The younger the respondent, the stronger the perception of significant generational conflict. Respondents in their twenties had the highest share with 71.9%, then in descending order, respondents in their thirties (69.5%), forties (62.1%), and fifties (50.6%). Less than half of respondents Sixty and older (44.6%) view generational conflict to be significant.
The sample size of each survey was 1,000 respondents over the age of 19.
The surveys were conducted by Research & Research, and the margin of error is ±3.1% at the 95% confidence level.
All surveys employed the Random Digit Dialing method for mobile and landline telephones.
3-day rolling average?
The sample size of each survey was 1,000 respondents over the age of 19. The surveys were conducte d by Research & Research, and the margin of error is ±3.1% at the 95% confidence level. All surveys employed the Random Digit Dialing method for mobile and landline telephones.
This brief is a product of the Public Opinion Studies Center at the Asan Institute for Policy Studies.
Dr. KIM Jiyoon is a senior fellow in the Public Opinion Studies Program at the Asan Institute for Policy Studies. Previously, Dr. Kim was a postdoctoral research fellow at Université de Montréal. Her research interests include elections and voting behavior, American politics, and political methodology. Her recent publications include “Political judgment, perceptions of facts, and partisan effects” (Electoral Studies, 2010), “Public spending, public deficits, and government coalition” (Political Studies, 2010), and “The Party System in Korea and Identity Politics” (in Larry Diamond and Shin Giwook Eds., New Challenges for Maturing Democracies in Korea and Taiwan, Stanford University Press, 2014). She received her B.A. from Yonsei University, M.P.P. in public policy from the University of California, Berkeley, and Ph.D. in political science from the Massachusetts Institute of Technology.
Chicago Council on Global Affairs
Karl Friedhoff is a fellow in public opinion and Asia policy at the Chicago Council on Global Affairs. He was previously a Korea Foundation-Mansfield Foundation US-Korea Nexus Scholar and a member of the Mansfield Foundation’s Trilateral Working Group. Friedhoff was previously based in Seoul where he was a program officer in the Public Opinion Studies Program at the Asan Institute for Policy Studies. His writing has appeared in The New York Times and The Wall Street Journal, among others, and he has been a frequent guest on both TV and radio to discuss US foreign policy in Asia, South Korea’s politics, and international relations in East Asia.
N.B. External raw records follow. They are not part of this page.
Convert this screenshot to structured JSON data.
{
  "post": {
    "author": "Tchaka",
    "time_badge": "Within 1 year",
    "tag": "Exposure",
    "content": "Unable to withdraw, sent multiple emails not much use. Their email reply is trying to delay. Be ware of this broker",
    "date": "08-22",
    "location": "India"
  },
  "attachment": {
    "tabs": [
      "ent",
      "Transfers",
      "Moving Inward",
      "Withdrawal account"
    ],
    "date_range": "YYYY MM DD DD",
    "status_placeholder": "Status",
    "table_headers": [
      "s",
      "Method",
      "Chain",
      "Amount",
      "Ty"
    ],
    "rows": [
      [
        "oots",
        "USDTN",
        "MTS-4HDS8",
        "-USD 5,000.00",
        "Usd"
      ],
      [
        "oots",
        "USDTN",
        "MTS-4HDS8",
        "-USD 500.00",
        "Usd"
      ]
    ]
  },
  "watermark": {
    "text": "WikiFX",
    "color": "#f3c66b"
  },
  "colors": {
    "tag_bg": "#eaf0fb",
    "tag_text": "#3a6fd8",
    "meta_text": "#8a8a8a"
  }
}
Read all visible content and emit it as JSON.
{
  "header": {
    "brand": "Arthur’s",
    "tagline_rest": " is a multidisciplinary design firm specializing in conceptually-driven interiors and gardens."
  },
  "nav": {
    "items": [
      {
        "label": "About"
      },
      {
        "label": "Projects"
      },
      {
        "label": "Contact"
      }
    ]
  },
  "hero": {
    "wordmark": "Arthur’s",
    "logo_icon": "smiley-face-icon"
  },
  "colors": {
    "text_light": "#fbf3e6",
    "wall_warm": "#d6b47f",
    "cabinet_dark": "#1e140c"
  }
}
Friedhoff earned his BA in political science at Wittenberg University and an MA in international commerce at Seoul National University.